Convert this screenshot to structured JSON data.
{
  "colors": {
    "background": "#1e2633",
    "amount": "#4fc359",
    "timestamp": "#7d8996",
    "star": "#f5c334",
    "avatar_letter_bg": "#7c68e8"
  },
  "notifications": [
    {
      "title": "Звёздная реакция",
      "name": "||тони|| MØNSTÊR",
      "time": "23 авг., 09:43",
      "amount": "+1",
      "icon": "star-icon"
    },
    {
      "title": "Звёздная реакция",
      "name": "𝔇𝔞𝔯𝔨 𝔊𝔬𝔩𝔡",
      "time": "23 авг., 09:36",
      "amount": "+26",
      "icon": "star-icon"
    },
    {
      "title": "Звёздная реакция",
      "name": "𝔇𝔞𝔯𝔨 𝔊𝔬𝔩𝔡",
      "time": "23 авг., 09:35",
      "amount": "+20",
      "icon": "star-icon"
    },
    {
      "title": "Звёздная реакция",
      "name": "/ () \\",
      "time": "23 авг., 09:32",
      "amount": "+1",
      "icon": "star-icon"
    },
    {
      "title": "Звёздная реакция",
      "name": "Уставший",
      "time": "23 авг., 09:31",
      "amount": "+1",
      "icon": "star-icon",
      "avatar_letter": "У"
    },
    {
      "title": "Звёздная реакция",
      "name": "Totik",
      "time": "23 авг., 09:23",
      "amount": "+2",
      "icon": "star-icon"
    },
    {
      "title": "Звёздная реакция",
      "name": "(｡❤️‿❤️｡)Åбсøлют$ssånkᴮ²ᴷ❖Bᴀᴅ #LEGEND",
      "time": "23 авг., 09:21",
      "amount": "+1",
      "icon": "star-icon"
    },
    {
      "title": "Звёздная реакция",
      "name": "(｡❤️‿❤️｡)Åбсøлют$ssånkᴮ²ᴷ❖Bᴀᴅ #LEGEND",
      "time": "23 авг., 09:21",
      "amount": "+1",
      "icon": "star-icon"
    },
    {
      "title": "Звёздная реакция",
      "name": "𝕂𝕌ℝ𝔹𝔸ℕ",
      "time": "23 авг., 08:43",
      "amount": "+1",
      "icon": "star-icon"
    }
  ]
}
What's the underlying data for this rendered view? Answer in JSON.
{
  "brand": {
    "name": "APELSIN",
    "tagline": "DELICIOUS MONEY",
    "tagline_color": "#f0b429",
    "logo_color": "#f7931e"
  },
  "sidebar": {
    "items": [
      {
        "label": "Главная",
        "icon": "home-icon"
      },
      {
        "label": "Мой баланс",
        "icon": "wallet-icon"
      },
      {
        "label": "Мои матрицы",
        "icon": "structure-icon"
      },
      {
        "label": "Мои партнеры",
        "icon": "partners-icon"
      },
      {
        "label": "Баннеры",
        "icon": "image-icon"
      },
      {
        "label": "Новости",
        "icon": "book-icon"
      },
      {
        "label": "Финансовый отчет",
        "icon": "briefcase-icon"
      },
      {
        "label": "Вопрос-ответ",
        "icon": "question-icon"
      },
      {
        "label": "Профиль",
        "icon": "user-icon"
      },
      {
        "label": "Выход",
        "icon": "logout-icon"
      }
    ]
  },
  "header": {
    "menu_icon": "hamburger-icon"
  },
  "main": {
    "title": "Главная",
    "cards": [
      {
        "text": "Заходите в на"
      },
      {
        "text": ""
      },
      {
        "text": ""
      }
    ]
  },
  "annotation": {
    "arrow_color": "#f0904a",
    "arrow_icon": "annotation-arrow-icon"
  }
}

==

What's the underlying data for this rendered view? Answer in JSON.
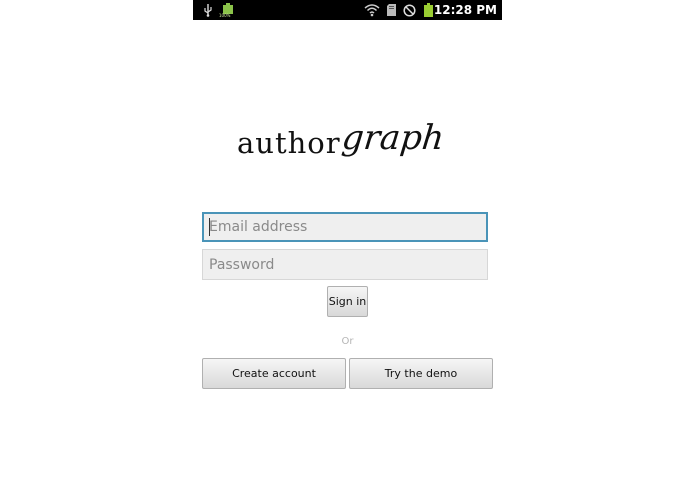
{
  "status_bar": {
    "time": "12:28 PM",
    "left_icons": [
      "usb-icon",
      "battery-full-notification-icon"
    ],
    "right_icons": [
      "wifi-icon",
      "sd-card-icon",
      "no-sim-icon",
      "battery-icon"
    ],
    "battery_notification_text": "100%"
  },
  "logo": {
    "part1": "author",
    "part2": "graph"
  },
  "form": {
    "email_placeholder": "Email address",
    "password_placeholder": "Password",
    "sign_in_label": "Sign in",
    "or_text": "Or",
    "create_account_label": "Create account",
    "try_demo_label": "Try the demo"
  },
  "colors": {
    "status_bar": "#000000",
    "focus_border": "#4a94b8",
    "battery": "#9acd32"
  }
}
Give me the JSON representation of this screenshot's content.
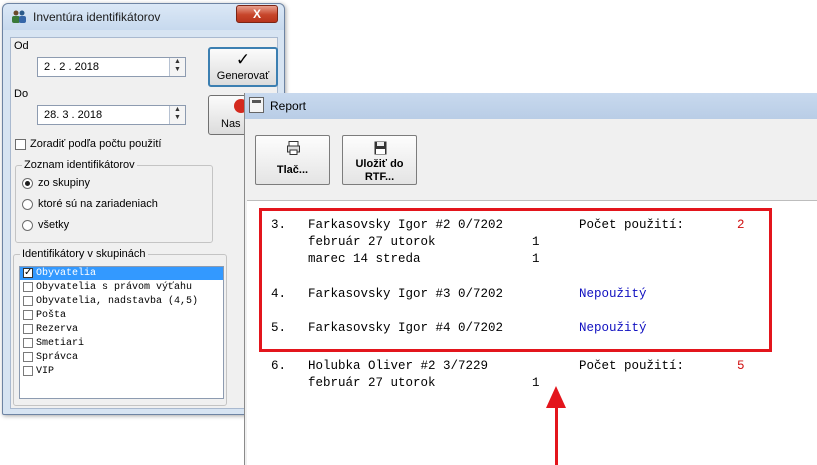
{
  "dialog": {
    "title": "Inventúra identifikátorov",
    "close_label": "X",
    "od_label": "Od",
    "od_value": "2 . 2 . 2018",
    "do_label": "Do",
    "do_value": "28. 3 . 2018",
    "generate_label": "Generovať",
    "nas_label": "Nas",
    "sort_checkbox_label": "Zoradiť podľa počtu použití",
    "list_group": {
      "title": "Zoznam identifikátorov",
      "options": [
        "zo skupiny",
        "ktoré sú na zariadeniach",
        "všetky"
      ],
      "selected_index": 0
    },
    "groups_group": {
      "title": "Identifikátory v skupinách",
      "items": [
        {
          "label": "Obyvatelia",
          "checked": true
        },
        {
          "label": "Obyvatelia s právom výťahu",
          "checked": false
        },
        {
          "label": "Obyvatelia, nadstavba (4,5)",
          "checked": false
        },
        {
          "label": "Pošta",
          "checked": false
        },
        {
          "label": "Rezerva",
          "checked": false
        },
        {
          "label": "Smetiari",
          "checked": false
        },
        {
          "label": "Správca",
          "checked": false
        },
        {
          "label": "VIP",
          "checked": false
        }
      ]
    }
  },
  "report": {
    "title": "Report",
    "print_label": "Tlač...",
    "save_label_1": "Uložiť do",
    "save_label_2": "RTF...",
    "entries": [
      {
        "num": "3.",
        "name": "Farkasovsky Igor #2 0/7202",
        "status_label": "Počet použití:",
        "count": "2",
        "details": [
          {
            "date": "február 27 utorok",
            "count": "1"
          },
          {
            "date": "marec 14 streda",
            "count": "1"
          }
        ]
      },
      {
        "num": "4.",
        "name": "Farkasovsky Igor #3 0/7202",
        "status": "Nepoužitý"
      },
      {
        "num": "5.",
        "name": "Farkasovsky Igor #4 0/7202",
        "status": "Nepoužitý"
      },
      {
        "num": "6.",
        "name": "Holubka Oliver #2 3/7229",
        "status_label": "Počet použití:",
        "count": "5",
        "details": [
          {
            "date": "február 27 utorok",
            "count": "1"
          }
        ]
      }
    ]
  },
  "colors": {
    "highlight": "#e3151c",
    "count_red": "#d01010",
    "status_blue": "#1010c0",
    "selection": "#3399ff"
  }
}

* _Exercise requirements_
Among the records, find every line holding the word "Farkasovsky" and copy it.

* _Result below_
        "name": "Farkasovsky Igor #2 0/7202",
        "name": "Farkasovsky Igor #3 0/7202",
        "name": "Farkasovsky Igor #4 0/7202",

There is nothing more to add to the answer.